Twitter, naturally. Great time waster. A true time sink. What to tweet about? Maybe the death of Ernest Borgnine or the Syrian uprising? Nah. Who wants to spend time reading that kind of thing? Why now tweet about stuff nobody yet knows about, stuff you do know about since you’re from the future!
You’d lead off with, “How about that #popefrancis?” followed by “Nobody saw #cometison coming. Heh.” And, because you’re a playful sort, you’d mix topics: “#cometison. A harbinger of #popefrancis?”
Of course, since Comet ISON wasn’t discovered until 21 September 2012 and Cardinal Bergoglio wasn’t made Pope until March 2013, nobody would have a clue what you’re going on about. You’d gain no followers. People would think you, like so many others on the interwebs, had slipped a knot.

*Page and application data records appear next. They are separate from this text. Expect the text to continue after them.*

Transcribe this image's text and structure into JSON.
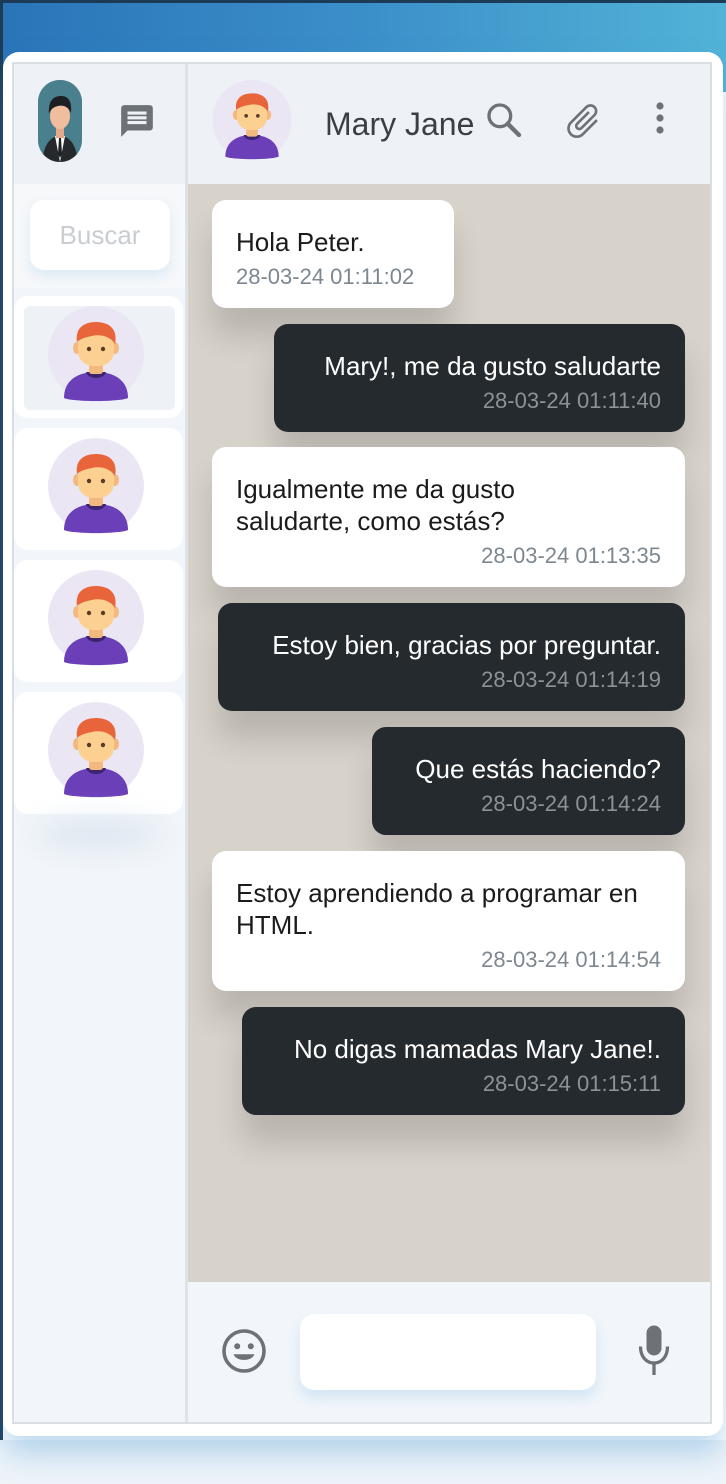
{
  "app": {
    "user_avatar_icon": "businessman-avatar-icon",
    "new_chat_icon": "chat-message-icon"
  },
  "search": {
    "placeholder": "Buscar"
  },
  "contacts": [
    {
      "avatar_icon": "redhead-boy-avatar-icon",
      "active": true
    },
    {
      "avatar_icon": "redhead-boy-avatar-icon",
      "active": false
    },
    {
      "avatar_icon": "redhead-boy-avatar-icon",
      "active": false
    },
    {
      "avatar_icon": "redhead-boy-avatar-icon",
      "active": false
    }
  ],
  "chat_header": {
    "name": "Mary Jane",
    "icons": [
      "search-icon",
      "attachment-icon",
      "more-vertical-icon"
    ]
  },
  "messages": [
    {
      "direction": "in",
      "text": "Hola Peter.",
      "time": "28-03-24 01:11:02"
    },
    {
      "direction": "out",
      "text": "Mary!, me da gusto saludarte",
      "time": "28-03-24 01:11:40"
    },
    {
      "direction": "in",
      "text": "Igualmente me da gusto saludarte, como estás?",
      "time": "28-03-24 01:13:35"
    },
    {
      "direction": "out",
      "text": "Estoy bien, gracias por preguntar.",
      "time": "28-03-24 01:14:19"
    },
    {
      "direction": "out",
      "text": "Que estás haciendo?",
      "time": "28-03-24 01:14:24"
    },
    {
      "direction": "in",
      "text": "Estoy aprendiendo a programar en HTML.",
      "time": "28-03-24 01:14:54"
    },
    {
      "direction": "out",
      "text": "No digas mamadas Mary Jane!.",
      "time": "28-03-24 01:15:11"
    }
  ],
  "composer": {
    "emoji_icon": "smiley-icon",
    "message_value": "",
    "mic_icon": "microphone-icon"
  },
  "colors": {
    "incoming_bubble": "#ffffff",
    "outgoing_bubble": "#252a2e",
    "chat_background": "#d7d2ca",
    "panel_background": "#f2f6fa",
    "avatar_shirt": "#6b3fb8",
    "avatar_hair": "#e8643a"
  }
}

But late in 2013 if we were to search for people using these hash tags, we’d be able to figure you were a time traveler, because how else could you know?
This kind of searching was the idea of Robert Nemiroff and Teresa Wilson from the Department of Physics, Michigan Technological University, the true winter wonderland, in their “Searching the Internet for evidence of time travelers.”

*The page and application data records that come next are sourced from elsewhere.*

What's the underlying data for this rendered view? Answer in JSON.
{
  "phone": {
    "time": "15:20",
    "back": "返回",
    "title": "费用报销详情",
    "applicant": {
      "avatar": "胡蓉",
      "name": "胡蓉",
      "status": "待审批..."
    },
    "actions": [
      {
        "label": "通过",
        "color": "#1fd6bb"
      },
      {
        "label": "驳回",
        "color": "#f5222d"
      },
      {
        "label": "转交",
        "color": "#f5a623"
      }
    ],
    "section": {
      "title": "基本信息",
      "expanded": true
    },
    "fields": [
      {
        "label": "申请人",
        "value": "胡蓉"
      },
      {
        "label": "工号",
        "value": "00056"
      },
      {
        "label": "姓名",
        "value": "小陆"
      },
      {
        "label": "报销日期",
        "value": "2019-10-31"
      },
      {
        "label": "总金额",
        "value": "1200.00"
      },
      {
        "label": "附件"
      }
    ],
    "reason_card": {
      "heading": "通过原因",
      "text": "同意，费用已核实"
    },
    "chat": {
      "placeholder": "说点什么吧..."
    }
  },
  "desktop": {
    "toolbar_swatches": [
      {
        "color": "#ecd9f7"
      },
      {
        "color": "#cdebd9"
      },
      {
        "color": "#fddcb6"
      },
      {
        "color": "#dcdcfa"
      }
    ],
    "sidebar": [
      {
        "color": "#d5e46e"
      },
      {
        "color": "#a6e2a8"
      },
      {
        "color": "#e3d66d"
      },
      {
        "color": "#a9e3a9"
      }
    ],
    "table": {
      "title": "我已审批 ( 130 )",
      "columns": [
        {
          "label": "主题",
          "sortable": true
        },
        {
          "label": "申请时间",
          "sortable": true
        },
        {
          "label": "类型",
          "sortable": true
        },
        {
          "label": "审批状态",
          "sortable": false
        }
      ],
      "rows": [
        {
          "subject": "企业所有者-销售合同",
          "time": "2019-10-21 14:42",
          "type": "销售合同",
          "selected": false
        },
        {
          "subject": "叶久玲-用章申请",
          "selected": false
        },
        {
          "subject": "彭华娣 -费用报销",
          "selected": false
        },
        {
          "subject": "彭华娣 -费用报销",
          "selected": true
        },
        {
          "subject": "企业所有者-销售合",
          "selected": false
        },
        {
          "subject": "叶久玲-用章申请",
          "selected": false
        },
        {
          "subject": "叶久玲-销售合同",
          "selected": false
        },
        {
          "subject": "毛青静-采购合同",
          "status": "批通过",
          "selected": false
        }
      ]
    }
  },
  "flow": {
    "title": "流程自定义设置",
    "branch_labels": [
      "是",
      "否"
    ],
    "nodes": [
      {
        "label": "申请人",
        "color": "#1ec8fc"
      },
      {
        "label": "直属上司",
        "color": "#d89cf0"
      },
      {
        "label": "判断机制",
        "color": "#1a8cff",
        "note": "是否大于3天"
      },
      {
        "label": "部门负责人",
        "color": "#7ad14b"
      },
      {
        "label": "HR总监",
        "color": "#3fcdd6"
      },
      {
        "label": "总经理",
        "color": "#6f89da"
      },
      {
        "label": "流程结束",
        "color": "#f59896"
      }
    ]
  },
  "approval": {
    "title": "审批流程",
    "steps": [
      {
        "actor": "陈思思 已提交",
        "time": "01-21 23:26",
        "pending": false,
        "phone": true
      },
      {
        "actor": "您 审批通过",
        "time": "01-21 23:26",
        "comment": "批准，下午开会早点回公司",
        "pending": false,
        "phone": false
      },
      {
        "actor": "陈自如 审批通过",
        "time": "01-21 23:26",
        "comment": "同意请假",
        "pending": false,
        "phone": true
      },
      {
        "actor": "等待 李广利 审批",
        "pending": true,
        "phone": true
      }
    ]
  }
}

Only it didn’t work. No time travelers came back to 2012, or slightly earlier, to tweet about a yet-to-discovered comet or yet-to-be-installed Holy Father.
The authors called the kind of tweets they did not discover “prescient information”, figuring only a time traveler would know about future events and then blow his cover on yakking about himself.

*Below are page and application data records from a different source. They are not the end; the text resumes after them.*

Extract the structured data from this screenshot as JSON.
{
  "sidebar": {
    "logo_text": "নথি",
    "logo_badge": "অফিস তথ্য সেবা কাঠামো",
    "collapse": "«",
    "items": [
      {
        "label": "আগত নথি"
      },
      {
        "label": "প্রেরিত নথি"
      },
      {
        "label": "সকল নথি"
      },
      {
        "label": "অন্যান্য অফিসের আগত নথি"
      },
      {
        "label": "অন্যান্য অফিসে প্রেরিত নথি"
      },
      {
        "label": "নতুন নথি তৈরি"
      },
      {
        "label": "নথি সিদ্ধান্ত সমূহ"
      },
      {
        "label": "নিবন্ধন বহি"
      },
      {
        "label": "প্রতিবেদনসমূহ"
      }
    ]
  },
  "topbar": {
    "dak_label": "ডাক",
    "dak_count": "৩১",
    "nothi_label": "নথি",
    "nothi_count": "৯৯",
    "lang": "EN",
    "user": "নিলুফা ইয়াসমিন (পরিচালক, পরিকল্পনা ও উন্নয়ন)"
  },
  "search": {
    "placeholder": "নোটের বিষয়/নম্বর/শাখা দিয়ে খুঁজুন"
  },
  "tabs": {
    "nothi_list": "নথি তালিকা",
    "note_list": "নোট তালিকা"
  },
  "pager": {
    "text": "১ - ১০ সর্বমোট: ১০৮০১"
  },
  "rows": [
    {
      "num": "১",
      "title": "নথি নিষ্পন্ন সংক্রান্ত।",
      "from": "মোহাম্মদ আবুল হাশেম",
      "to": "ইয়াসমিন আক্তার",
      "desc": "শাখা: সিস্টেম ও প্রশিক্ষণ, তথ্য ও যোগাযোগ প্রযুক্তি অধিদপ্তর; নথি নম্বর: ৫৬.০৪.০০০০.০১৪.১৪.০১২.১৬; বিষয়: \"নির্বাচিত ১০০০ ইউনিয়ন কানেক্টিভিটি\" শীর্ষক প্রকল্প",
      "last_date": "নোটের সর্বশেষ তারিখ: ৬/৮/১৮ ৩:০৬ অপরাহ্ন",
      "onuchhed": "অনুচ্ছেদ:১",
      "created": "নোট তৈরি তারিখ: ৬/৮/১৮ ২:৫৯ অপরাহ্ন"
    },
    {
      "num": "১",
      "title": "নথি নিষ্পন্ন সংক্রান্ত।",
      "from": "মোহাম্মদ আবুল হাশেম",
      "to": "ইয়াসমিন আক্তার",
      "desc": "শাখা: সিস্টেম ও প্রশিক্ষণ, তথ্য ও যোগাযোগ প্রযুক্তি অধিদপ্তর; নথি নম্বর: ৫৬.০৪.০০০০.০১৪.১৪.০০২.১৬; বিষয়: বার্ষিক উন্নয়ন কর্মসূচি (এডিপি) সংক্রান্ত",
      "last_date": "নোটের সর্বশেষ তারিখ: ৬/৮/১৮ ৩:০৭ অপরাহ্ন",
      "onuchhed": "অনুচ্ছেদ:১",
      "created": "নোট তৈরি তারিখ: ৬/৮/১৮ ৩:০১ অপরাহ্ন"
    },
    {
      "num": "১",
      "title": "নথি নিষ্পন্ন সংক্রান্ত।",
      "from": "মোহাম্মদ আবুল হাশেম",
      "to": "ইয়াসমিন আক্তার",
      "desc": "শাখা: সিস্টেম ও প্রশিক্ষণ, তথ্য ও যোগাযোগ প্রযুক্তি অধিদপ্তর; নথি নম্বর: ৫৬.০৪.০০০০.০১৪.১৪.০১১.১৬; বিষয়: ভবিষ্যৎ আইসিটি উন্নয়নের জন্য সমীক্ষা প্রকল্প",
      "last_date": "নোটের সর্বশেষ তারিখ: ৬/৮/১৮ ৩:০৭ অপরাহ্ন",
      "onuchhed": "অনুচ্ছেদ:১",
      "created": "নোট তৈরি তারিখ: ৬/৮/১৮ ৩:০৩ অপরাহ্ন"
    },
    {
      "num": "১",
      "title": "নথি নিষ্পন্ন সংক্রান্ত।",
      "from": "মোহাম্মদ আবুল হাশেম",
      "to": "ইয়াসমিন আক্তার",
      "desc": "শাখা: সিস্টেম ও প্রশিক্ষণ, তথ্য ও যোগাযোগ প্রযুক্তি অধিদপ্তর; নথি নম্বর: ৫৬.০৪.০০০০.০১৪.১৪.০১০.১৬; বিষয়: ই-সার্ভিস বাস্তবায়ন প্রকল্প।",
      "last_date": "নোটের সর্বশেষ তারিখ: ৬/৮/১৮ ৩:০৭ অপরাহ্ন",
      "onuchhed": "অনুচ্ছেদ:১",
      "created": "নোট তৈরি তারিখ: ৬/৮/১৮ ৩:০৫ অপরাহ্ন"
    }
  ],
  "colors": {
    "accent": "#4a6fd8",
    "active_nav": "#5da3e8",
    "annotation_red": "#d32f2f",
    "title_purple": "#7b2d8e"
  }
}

[T]ime travelers who want to advertise their presence may do so ineffectively, those who want to hide their presence might make a revealing mistake, and those indifferent might or might not leave traceable Internet content…
Were a time traveler from the future to access the Internet of the past few years, they might have left once-prescient content that persists today. Alternatively, such information might have been placed on Internet by a third party discussing something unusual they have heard.
What about the comet and pope?
Not being time travelers ourselves, we cannot know for sure what present-day labels will remain popular into the future, but focusing on modern renditions of terms used by historically long-standing and internationally known institutions seemed pragmatic. Based on these criteria, two main labels were chosen: Comet ISON and Pope Francis.
So there. Incidentally, why did they use Twitter and not Google?
Although providing the ability to sort identified content by date, several exploratory tests on Google found an initially surprising number of web pages that contained seemingly prescient information. Upon further inspection, however, all potentially-prescient content on those web pages was clearly non-prescient.
Anyway, all that passive searching didn’t work. Why not something bolder?
A post was created in 2013 September…[and] time travelers were requested to respond with a communication including either the hashtagged term “#ICanChangeThePast2” or “#ICannotChangeThePast2” on or before 2013 August.
If a time traveler saw the message and then came back he’d surely admit whether he’s there to see who won this year’s World Series and so alter his bank account. Right? Consider: “in a plastic history universe, a time traveler might have the ability to go back and change history so that the Wars of the Roses never occurred”. I’d rather the time traveler stopped World War I, but we all have our favorites.
Bad news, though. “Unfortunately, as of this writing, no prescient tweets or emails were received.” But the good news about science is that the research never ends. “[W]e will continue to search, on occasion, for active tweets and emails involving potential time travel.”
I don’t see how time travel tweets don’t involve the standard and well known time-traveling paradoxes, but I’m willing to be educated. Maybe there’s some other way to use the Internet to smoke out the time travelers among us. You guys have any ideas?